INPUT RECORDS:
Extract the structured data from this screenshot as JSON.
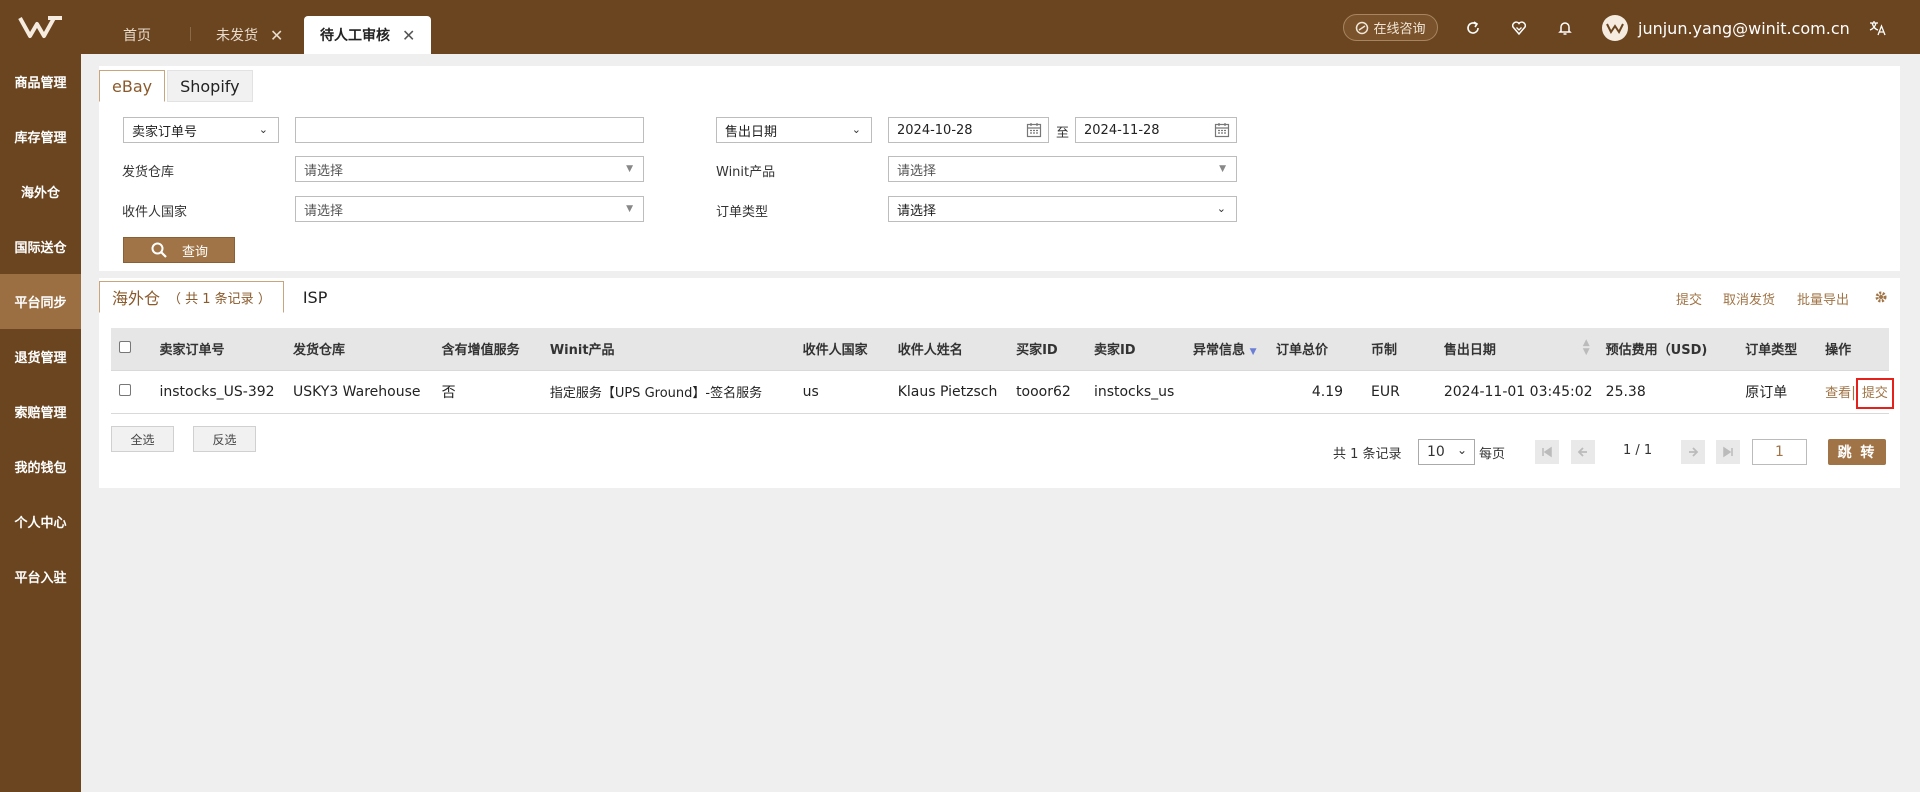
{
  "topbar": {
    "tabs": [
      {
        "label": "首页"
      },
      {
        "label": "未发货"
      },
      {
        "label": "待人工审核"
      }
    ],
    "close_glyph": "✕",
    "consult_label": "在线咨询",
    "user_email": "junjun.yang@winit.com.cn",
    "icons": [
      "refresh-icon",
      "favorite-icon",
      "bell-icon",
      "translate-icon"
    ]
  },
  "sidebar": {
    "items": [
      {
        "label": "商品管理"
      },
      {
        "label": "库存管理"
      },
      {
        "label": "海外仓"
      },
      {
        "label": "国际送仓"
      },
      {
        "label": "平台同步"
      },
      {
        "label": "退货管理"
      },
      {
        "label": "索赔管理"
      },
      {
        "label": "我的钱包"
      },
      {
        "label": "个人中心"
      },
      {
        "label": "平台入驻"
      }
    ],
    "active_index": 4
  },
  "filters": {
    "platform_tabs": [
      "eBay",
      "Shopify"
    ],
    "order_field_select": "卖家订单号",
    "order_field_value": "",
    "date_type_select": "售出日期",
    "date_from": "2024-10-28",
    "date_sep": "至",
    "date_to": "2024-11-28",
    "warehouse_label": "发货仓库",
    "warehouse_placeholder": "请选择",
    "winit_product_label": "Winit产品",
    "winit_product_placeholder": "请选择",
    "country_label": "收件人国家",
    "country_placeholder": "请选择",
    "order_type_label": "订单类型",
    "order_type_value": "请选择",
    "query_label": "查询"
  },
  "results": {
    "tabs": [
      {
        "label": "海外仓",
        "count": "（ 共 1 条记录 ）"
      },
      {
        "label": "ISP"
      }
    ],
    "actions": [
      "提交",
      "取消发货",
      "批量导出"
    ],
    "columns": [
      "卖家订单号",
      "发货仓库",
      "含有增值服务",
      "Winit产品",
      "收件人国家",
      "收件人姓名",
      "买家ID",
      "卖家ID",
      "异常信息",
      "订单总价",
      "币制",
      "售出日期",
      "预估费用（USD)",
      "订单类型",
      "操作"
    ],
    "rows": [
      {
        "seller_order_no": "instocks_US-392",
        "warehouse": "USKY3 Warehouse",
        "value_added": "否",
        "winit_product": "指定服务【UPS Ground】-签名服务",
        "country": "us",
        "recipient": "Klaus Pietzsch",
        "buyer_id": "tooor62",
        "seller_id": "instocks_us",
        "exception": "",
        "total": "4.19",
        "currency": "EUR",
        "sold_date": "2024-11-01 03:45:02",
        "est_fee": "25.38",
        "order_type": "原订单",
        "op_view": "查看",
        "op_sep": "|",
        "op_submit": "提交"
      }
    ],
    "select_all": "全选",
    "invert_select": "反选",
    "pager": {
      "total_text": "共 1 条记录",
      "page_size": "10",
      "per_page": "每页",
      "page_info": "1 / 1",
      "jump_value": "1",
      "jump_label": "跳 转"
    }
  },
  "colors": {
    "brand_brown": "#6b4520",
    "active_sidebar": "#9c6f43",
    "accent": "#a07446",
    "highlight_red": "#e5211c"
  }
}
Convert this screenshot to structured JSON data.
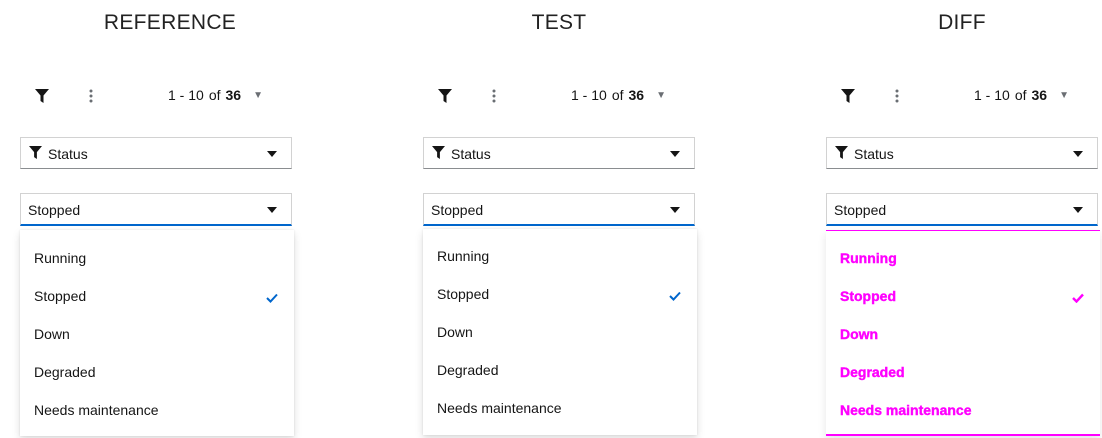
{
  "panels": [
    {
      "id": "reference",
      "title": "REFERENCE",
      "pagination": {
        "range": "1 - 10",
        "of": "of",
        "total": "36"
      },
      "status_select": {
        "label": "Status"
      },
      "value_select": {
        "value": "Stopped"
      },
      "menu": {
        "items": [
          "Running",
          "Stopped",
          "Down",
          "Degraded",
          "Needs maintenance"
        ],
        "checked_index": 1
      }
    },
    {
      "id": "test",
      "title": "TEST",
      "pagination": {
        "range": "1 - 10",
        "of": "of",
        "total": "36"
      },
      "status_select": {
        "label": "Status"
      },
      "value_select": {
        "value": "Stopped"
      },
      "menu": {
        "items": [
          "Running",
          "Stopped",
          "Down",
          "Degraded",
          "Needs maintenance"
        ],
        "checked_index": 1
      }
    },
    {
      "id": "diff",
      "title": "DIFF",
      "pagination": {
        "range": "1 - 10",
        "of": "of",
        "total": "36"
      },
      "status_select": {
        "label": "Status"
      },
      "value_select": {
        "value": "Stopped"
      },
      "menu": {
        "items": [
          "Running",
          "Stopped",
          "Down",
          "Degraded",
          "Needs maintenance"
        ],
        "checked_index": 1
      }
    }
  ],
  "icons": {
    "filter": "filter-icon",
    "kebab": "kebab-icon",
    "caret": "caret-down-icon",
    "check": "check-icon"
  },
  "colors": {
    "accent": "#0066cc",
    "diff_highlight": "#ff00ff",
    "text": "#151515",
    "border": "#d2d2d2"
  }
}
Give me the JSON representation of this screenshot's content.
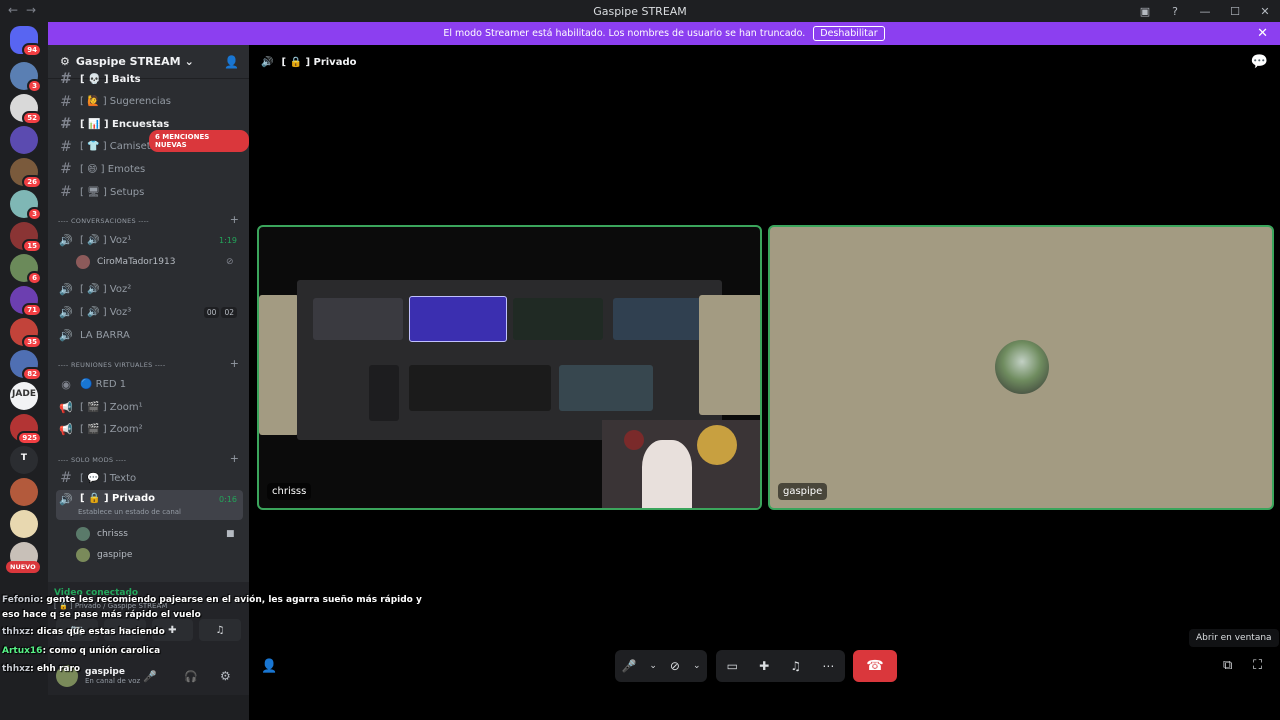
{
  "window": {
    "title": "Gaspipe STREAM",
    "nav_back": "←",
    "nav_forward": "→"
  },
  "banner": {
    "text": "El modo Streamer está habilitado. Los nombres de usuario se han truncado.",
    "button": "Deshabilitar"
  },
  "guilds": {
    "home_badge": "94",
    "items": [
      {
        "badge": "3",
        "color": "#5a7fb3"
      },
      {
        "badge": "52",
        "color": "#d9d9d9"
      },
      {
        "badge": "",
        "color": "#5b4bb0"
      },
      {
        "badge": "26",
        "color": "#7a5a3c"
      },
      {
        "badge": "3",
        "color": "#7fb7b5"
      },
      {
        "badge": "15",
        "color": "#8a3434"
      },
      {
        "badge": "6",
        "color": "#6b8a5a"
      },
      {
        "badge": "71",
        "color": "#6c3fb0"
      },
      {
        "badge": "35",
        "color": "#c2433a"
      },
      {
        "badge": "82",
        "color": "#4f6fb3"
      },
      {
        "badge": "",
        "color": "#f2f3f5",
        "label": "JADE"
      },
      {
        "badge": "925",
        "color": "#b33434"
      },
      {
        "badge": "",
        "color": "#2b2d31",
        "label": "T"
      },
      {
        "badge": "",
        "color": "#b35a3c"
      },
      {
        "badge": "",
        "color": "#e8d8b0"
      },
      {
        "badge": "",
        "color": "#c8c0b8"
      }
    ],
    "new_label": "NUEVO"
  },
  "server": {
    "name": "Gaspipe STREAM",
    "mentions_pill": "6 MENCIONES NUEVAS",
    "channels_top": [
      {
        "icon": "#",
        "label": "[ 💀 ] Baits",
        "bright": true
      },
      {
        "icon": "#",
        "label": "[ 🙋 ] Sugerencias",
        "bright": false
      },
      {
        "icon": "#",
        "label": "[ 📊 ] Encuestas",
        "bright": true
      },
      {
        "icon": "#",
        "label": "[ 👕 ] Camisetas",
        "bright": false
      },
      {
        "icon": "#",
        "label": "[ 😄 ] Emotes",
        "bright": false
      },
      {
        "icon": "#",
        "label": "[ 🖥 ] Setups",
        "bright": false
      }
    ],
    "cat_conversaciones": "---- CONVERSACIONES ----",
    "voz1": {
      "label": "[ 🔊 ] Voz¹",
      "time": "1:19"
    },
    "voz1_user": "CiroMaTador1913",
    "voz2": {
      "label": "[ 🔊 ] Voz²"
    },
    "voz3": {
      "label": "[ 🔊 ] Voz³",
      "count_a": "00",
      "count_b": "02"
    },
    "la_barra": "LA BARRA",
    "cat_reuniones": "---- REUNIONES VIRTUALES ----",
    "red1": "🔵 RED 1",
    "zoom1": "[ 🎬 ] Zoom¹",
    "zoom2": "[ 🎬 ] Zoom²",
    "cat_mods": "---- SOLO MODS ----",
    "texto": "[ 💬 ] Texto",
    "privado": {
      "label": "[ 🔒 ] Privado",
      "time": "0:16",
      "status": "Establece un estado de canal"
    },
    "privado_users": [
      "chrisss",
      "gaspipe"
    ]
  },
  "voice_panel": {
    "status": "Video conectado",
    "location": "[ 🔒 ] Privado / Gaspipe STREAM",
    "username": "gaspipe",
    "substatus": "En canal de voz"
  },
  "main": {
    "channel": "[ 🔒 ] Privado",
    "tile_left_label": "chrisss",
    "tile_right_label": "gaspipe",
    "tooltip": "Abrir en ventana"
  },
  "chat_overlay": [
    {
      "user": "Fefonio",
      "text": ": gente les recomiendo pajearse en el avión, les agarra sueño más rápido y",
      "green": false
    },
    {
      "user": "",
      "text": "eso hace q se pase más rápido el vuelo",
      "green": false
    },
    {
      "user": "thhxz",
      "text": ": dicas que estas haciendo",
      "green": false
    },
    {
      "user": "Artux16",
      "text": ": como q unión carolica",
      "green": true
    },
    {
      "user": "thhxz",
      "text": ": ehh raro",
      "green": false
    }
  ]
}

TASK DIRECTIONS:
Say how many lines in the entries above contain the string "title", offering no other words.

ANSWER SPACE:
4